**ENTRIES PROVIDED**
--------------------------------

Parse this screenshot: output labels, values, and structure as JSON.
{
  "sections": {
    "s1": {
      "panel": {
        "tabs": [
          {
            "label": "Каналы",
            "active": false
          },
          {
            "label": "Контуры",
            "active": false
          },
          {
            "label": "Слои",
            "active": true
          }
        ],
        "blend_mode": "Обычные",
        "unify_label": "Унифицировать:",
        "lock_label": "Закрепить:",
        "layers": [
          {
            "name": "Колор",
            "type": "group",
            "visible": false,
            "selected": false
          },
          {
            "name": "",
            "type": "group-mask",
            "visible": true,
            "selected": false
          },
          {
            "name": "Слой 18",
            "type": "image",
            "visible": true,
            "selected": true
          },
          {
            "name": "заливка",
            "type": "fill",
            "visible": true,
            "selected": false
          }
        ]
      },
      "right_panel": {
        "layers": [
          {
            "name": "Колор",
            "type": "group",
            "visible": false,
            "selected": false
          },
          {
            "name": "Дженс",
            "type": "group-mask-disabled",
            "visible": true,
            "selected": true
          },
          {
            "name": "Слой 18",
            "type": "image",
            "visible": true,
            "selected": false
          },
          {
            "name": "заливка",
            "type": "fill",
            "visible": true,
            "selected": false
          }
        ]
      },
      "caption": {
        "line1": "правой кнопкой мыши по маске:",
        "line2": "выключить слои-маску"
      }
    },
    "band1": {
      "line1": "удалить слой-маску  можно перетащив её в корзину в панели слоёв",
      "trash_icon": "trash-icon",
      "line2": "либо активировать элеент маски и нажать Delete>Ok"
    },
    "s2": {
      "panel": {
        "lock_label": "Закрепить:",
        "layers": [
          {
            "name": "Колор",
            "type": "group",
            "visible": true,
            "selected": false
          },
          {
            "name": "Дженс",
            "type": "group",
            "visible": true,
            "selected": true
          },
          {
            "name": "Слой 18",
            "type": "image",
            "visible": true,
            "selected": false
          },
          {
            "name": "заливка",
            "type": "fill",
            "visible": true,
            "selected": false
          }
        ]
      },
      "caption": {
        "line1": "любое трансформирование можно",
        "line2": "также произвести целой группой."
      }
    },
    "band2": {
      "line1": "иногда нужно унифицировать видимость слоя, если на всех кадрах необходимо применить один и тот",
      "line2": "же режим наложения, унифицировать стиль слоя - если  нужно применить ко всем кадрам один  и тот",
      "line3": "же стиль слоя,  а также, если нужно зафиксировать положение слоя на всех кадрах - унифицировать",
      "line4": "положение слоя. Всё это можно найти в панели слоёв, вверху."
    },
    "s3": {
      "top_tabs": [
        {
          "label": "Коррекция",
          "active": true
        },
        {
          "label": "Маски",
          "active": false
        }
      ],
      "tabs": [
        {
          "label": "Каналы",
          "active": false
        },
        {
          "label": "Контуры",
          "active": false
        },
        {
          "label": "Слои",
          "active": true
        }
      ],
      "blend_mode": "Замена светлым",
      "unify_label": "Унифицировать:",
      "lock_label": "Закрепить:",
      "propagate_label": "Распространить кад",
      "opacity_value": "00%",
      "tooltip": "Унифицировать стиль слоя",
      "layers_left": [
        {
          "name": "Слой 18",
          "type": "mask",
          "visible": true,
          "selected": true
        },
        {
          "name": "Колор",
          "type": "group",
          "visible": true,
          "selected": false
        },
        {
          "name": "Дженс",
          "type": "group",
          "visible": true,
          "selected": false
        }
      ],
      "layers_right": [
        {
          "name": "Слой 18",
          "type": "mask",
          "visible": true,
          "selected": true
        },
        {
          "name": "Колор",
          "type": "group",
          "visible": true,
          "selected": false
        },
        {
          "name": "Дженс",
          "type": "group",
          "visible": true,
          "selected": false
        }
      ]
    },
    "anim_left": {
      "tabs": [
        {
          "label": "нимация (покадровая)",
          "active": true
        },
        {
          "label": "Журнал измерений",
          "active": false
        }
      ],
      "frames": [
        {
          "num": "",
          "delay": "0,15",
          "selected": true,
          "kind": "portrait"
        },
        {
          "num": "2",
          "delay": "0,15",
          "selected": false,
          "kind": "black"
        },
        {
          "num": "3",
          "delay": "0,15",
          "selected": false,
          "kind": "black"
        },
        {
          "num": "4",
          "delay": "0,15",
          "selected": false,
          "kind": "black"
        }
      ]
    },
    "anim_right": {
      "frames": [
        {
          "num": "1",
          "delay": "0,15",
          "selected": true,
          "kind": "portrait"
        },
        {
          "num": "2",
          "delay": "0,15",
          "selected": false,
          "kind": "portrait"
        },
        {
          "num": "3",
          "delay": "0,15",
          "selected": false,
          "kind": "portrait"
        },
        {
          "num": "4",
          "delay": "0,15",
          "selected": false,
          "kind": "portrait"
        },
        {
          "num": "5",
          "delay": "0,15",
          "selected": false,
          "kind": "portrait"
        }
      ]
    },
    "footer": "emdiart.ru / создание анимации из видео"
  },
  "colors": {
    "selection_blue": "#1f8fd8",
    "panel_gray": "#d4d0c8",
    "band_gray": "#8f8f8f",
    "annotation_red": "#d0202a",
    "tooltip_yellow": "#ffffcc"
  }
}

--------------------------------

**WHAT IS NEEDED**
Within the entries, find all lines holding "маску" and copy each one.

**EXERCISE RESPONSE**
        "line2": "выключить слои-маску"
      "line1": "удалить слой-маску  можно перетащив её в корзину в панели слоёв",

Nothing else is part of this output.